A comparison of Object-Oriented Golang, C++ and Carbon

Let us go through a simple example of creating an abstract base class representing a rocket engine with some concrete implementations in Golang, C++ and the new Carbon language from Google. To be accurate, Carbon is not an official Google project but done by people working at Google.

Creating class or type hierarchies in the Golang, C++ and Carbon programming languages

There is no Carbon compiler presently, and the interpreter is very bare bones with a lot of missing functionality, so the code I am writing here is based on the language specification rather than being verified by a compiler. Keep that in mind as there are possible errors.

In my upcoming programming book, Julia as a Second Language, I take the reader through building a space rocket in code. The code project came about specifically to teach readers how to model type hierarchies and understand how to do object composition.

Type hierarchies and object composition for a staged rocket
Type hierarchies and object composition for a staged rocket

I have found this helpful example enough to replicate it in Golang code, intending to write a Go programming book with this theme someday. In this article, I will model a subset of this type of hierarchy and object composition in C++ and Carbon.

Since the whole type hierarchy example is explored over multiple chapters in my Julia book, we can only cover a small subset of it in this story. I have chosen to zoom in on the type hierarchy for rocket engines.

UML diagram of rocket engines
UML diagram of rocket engines

A rocket engine cluster is a collection of multiple engines. For instance, the Saturn V moon rocket had an engine cluster of five F1 engines in the first stage.
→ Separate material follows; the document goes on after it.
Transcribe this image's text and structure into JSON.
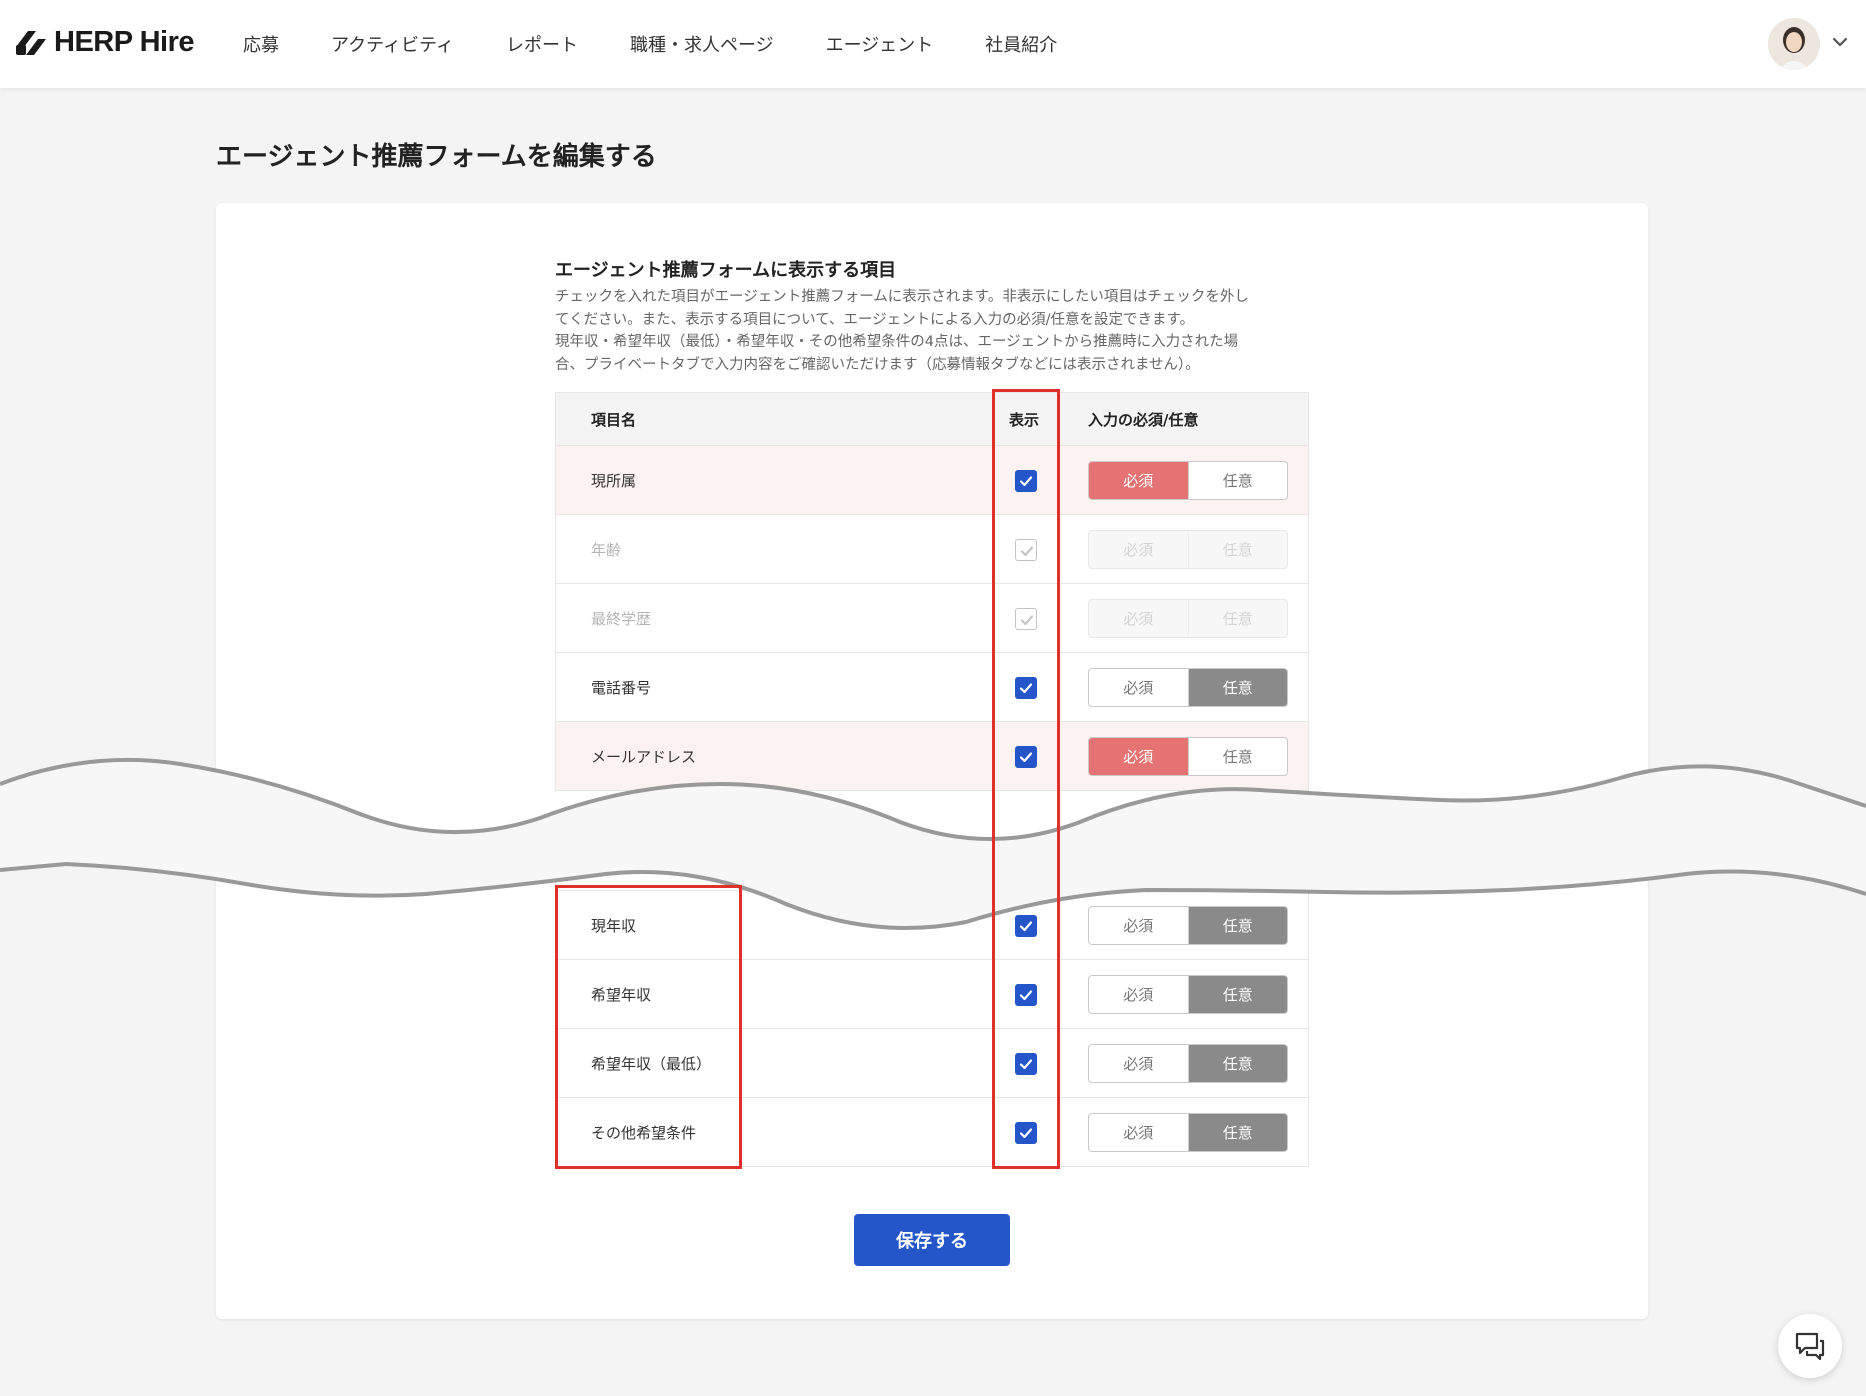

A modern Falcon 9 rocket from SpaceX has nine Merlin engines in the first stage and a single Merlin engine in the second stage.

Defining Interfaces in Golang

The original Go code defines an abstract interface Engine for all concrete engines Merlin and CustomeEngine to implement.